By Chris Guanche, Forum Publishing Group
Ground was recently broken on a new senior residential facility in Pembroke Pines. A 75-unit complex will be built at the 25-acre Douglas Gardens North Campus, which is operated by Miami Jewish Health Systems.
The new facility will join two others on the campus that already house low-income seniors. To qualify for a lease, prospective residents must meet certain age and income requirements. Applicants must be age 55 or older, and yearly income cannot exceed $27,750 for a single person, $31,700 for a married couple. And there’s already a waiting list with more than 500 people on it for a building that won’t open until mid to late 2012.
“There’s no doubt that it will open full,” said Morris Funk, chief operating officer of Miami Jewish Health.

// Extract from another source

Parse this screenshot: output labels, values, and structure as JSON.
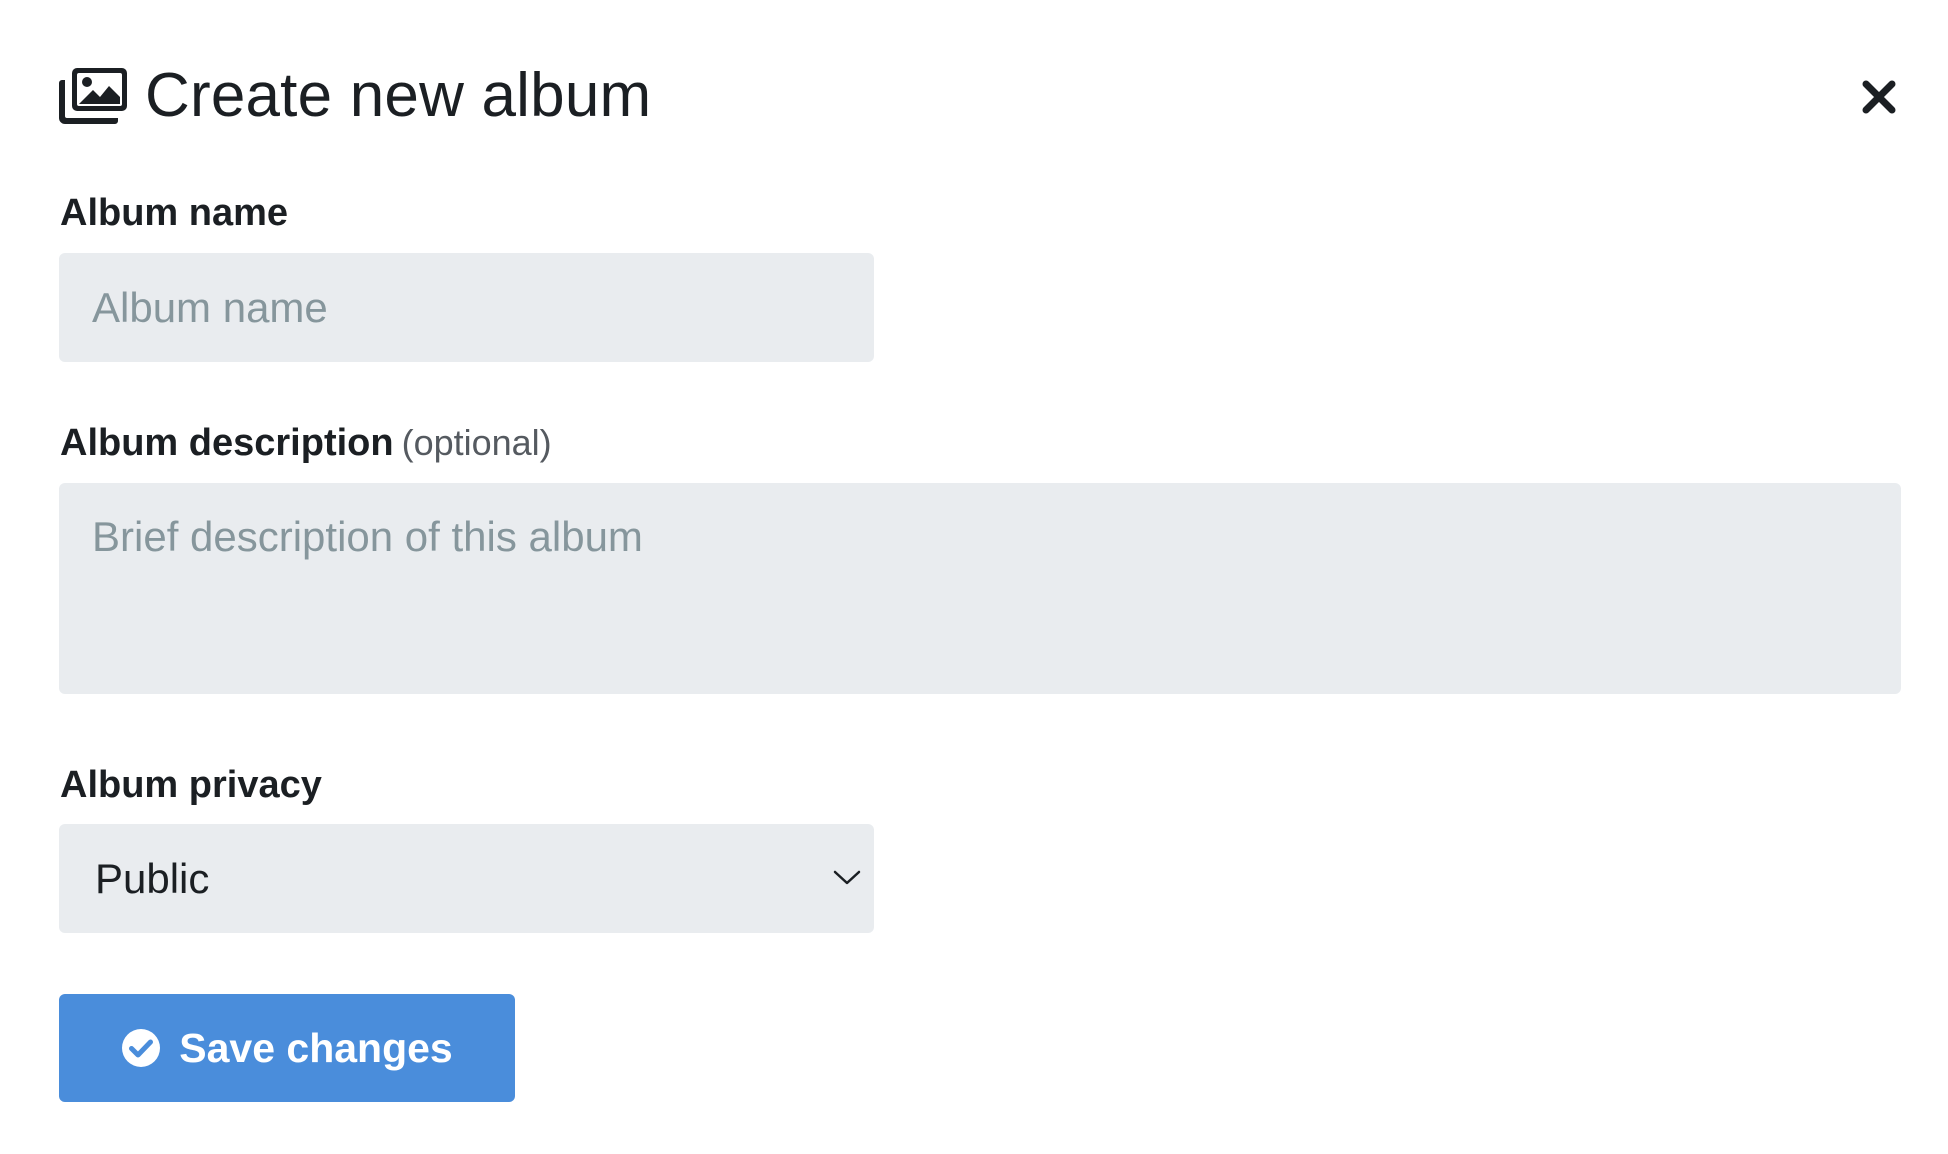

The waiting list highlights the need for low-income senior housing, Funk said. However, funding for a new facility will be harder to come by in the future. The new building is being constructed with a $10.5 million grant from the U.S. Department of Housing and Urban Development’s Section 202 Supportive Housing for the Elderly program. That program is being phased out, and the new Douglas Gardens building is one of only two Florida projects to receive funding this year through the grant.
The new building will differ in some aspects from its neighbors. The building will be constructed to obtain a silver LEED certification. LEED, or Leadership in Energy and Environmental Design, is a building standard created by the U.S. Green Building Council. The LEED standard focuses on environmentally sustainable construction and maintenance standards, including energy efficiency. Funk said the standards will help the building cut down on expenses such as electrical and air conditioning costs.
“There’s a slightly higher initial cost, but the savings will be great down the line,” Funk said. “We think it’s in the best interest of the community to find a way to do that within the HUD grant.”
Another feature the new building will have that its neighbors don’t is an emergency generator. Funk said that would allow the building to serve as a hurricane shelter for its residents, as well as those of the other two buildings.
“We’ll be able to weather out any kind of hurricane,” Funk said.
Funk said the Douglas Gardens North Campus has enough space for more buildings, but Miami Jewish Health will have to look at alternative funding options in the face of decreased federal assistance. What those options are remains to be seen, though.
“We just don’t have an answer for that today,” Funk said.
The Douglas Gardens North Campus is at 705 SW 88th Ave. For more information, visit http://www.mjhha.org.